WORK INSTRUCTION →
Please count the lines in the listing below where the word "this" appears. Give the number only.

DATASET CONTENT →
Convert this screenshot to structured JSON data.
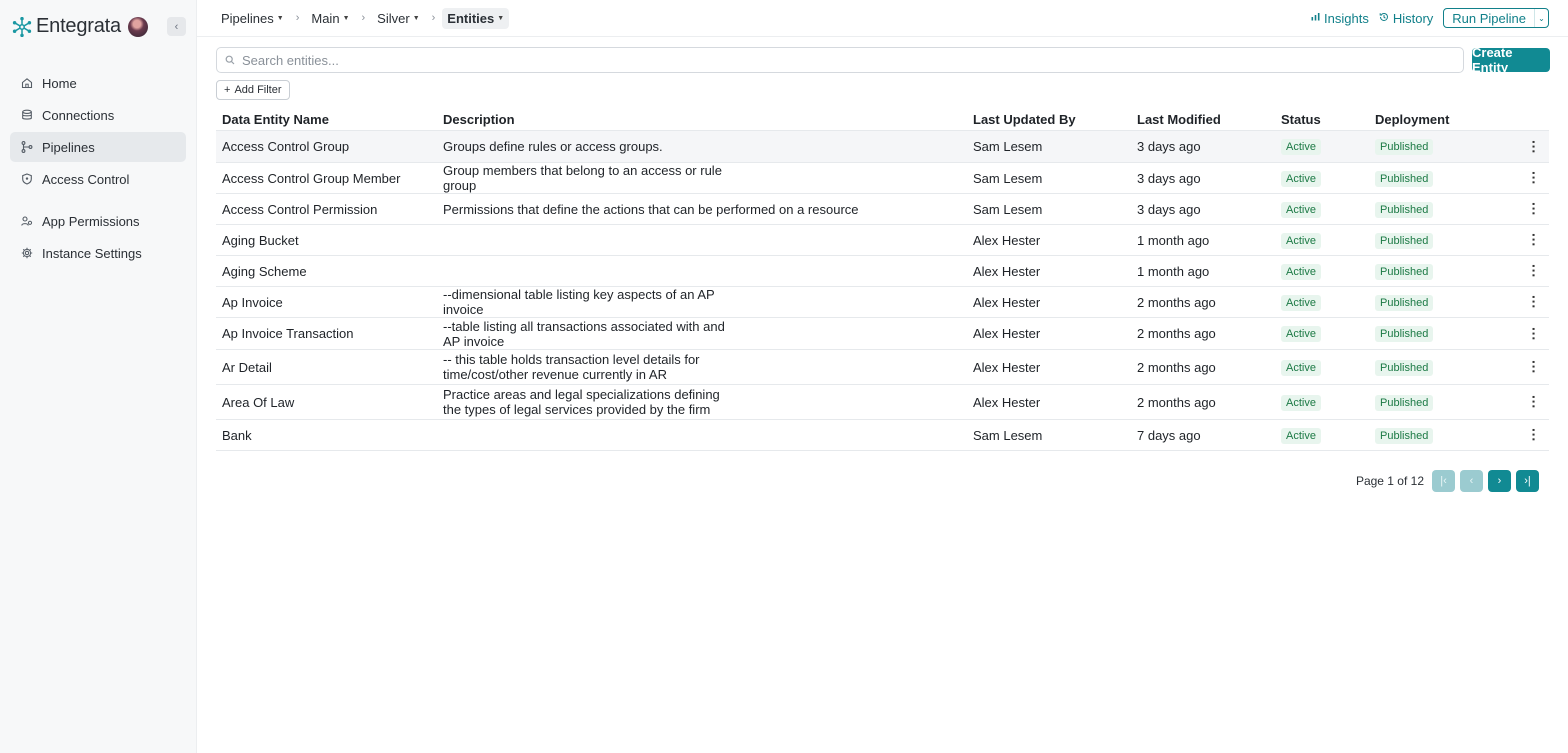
{
  "brand": {
    "name": "Entegrata",
    "logo_icon": "snowflake-logo"
  },
  "sidebar": {
    "collapse_icon": "chevron-left-icon",
    "items": [
      {
        "label": "Home",
        "icon": "home-icon",
        "active": false
      },
      {
        "label": "Connections",
        "icon": "database-icon",
        "active": false
      },
      {
        "label": "Pipelines",
        "icon": "pipeline-icon",
        "active": true
      },
      {
        "label": "Access Control",
        "icon": "shield-icon",
        "active": false
      },
      {
        "label": "App Permissions",
        "icon": "users-icon",
        "active": false
      },
      {
        "label": "Instance Settings",
        "icon": "gear-icon",
        "active": false
      }
    ]
  },
  "breadcrumb": [
    {
      "label": "Pipelines"
    },
    {
      "label": "Main"
    },
    {
      "label": "Silver"
    },
    {
      "label": "Entities"
    }
  ],
  "header": {
    "insights_label": "Insights",
    "history_label": "History",
    "run_label": "Run Pipeline"
  },
  "search": {
    "placeholder": "Search entities...",
    "value": ""
  },
  "create_label": "Create Entity",
  "filter_label": "Add Filter",
  "table": {
    "columns": [
      "Data Entity Name",
      "Description",
      "Last Updated By",
      "Last Modified",
      "Status",
      "Deployment"
    ],
    "rows": [
      {
        "name": "Access Control Group",
        "description": "Groups define rules or access groups.",
        "updated_by": "Sam Lesem",
        "modified": "3 days ago",
        "status": "Active",
        "deployment": "Published"
      },
      {
        "name": "Access Control Group Member",
        "description": "Group members that belong to an access or rule group",
        "updated_by": "Sam Lesem",
        "modified": "3 days ago",
        "status": "Active",
        "deployment": "Published"
      },
      {
        "name": "Access Control Permission",
        "description": "Permissions that define the actions that can be performed on a resource",
        "updated_by": "Sam Lesem",
        "modified": "3 days ago",
        "status": "Active",
        "deployment": "Published"
      },
      {
        "name": "Aging Bucket",
        "description": "",
        "updated_by": "Alex Hester",
        "modified": "1 month ago",
        "status": "Active",
        "deployment": "Published"
      },
      {
        "name": "Aging Scheme",
        "description": "",
        "updated_by": "Alex Hester",
        "modified": "1 month ago",
        "status": "Active",
        "deployment": "Published"
      },
      {
        "name": "Ap Invoice",
        "description": "--dimensional table listing key aspects of an AP invoice",
        "updated_by": "Alex Hester",
        "modified": "2 months ago",
        "status": "Active",
        "deployment": "Published"
      },
      {
        "name": "Ap Invoice Transaction",
        "description": "--table listing all transactions associated with and AP invoice",
        "updated_by": "Alex Hester",
        "modified": "2 months ago",
        "status": "Active",
        "deployment": "Published"
      },
      {
        "name": "Ar Detail",
        "description": "-- this table holds transaction level details for time/cost/other revenue currently in AR",
        "updated_by": "Alex Hester",
        "modified": "2 months ago",
        "status": "Active",
        "deployment": "Published"
      },
      {
        "name": "Area Of Law",
        "description": "Practice areas and legal specializations defining the types of legal services provided by the firm",
        "updated_by": "Alex Hester",
        "modified": "2 months ago",
        "status": "Active",
        "deployment": "Published"
      },
      {
        "name": "Bank",
        "description": "",
        "updated_by": "Sam Lesem",
        "modified": "7 days ago",
        "status": "Active",
        "deployment": "Published"
      }
    ]
  },
  "pagination": {
    "label": "Page 1 of 12",
    "current": 1,
    "total": 12
  },
  "colors": {
    "accent": "#118a93",
    "active_badge_bg": "#e8f5ee",
    "active_badge_text": "#1c7a45"
  }
}
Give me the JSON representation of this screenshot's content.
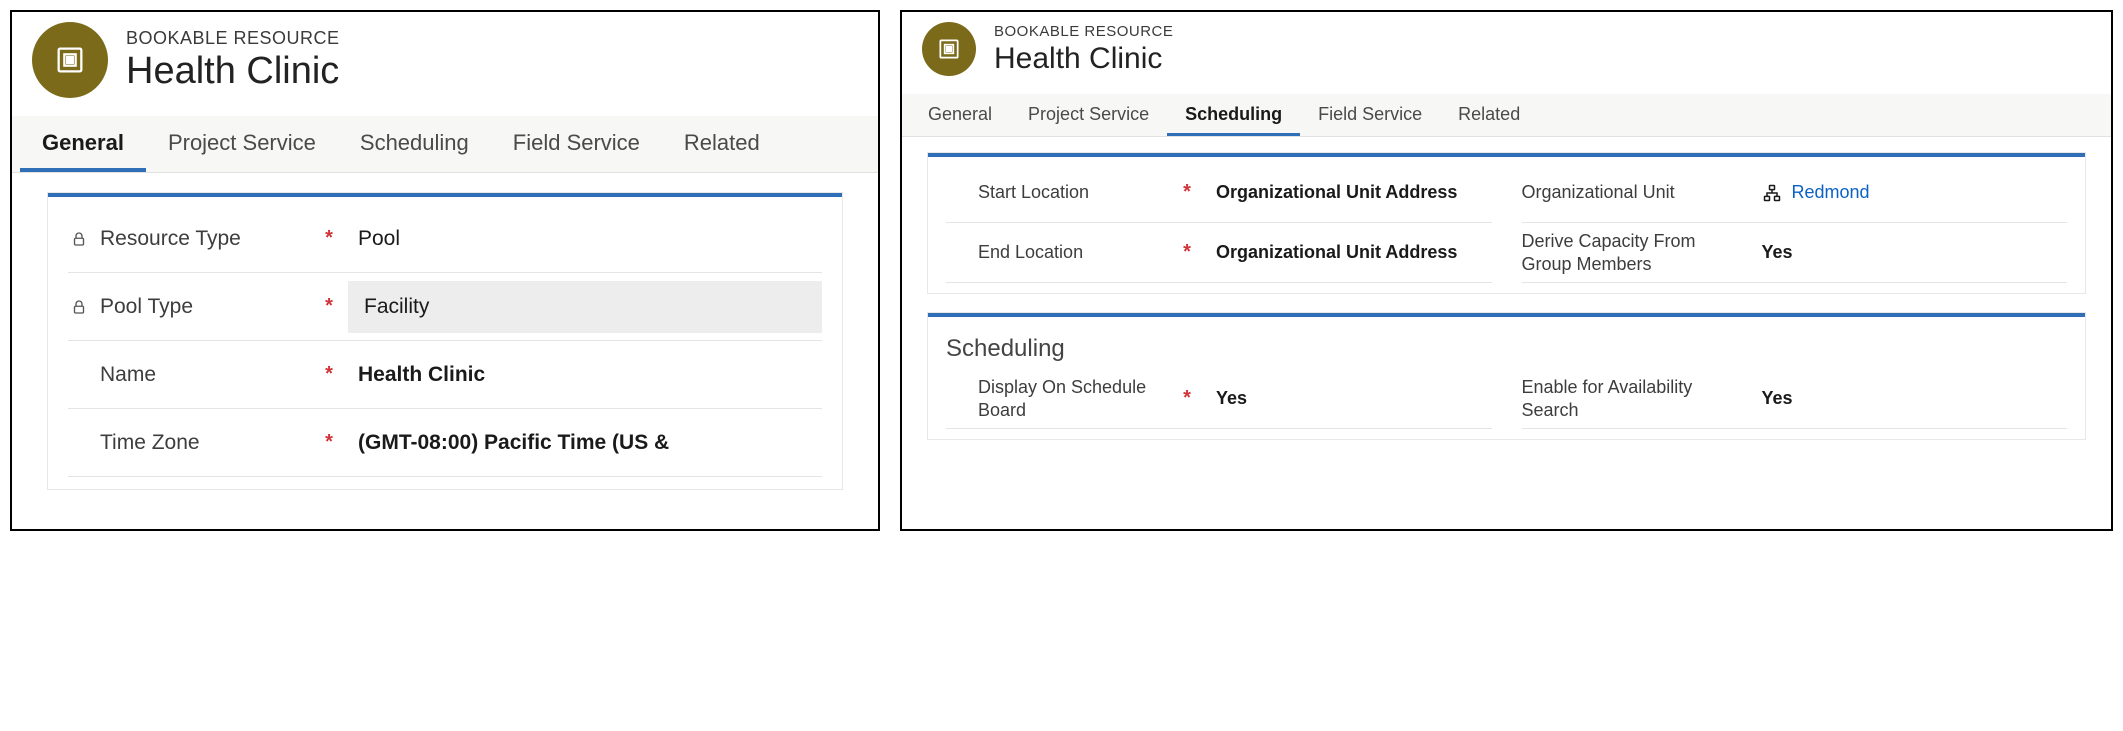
{
  "left": {
    "entity": "BOOKABLE RESOURCE",
    "title": "Health Clinic",
    "tabs": [
      {
        "key": "general",
        "label": "General",
        "active": true
      },
      {
        "key": "project_service",
        "label": "Project Service",
        "active": false
      },
      {
        "key": "scheduling",
        "label": "Scheduling",
        "active": false
      },
      {
        "key": "field_service",
        "label": "Field Service",
        "active": false
      },
      {
        "key": "related",
        "label": "Related",
        "active": false
      }
    ],
    "fields": {
      "resource_type": {
        "label": "Resource Type",
        "value": "Pool",
        "locked": true,
        "required": true
      },
      "pool_type": {
        "label": "Pool Type",
        "value": "Facility",
        "locked": true,
        "required": true
      },
      "name": {
        "label": "Name",
        "value": "Health Clinic",
        "locked": false,
        "required": true
      },
      "time_zone": {
        "label": "Time Zone",
        "value": "(GMT-08:00) Pacific Time (US &",
        "locked": false,
        "required": true
      }
    }
  },
  "right": {
    "entity": "BOOKABLE RESOURCE",
    "title": "Health Clinic",
    "tabs": [
      {
        "key": "general",
        "label": "General",
        "active": false
      },
      {
        "key": "project_service",
        "label": "Project Service",
        "active": false
      },
      {
        "key": "scheduling",
        "label": "Scheduling",
        "active": true
      },
      {
        "key": "field_service",
        "label": "Field Service",
        "active": false
      },
      {
        "key": "related",
        "label": "Related",
        "active": false
      }
    ],
    "section1": {
      "start_location": {
        "label": "Start Location",
        "value": "Organizational Unit Address",
        "required": true
      },
      "end_location": {
        "label": "End Location",
        "value": "Organizational Unit Address",
        "required": true
      },
      "org_unit": {
        "label": "Organizational Unit",
        "value": "Redmond"
      },
      "derive_capacity": {
        "label": "Derive Capacity From Group Members",
        "value": "Yes"
      }
    },
    "section2": {
      "title": "Scheduling",
      "display_on_board": {
        "label": "Display On Schedule Board",
        "value": "Yes",
        "required": true
      },
      "enable_availability": {
        "label": "Enable for Availability Search",
        "value": "Yes"
      }
    }
  }
}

WORKED SOLUTION →
3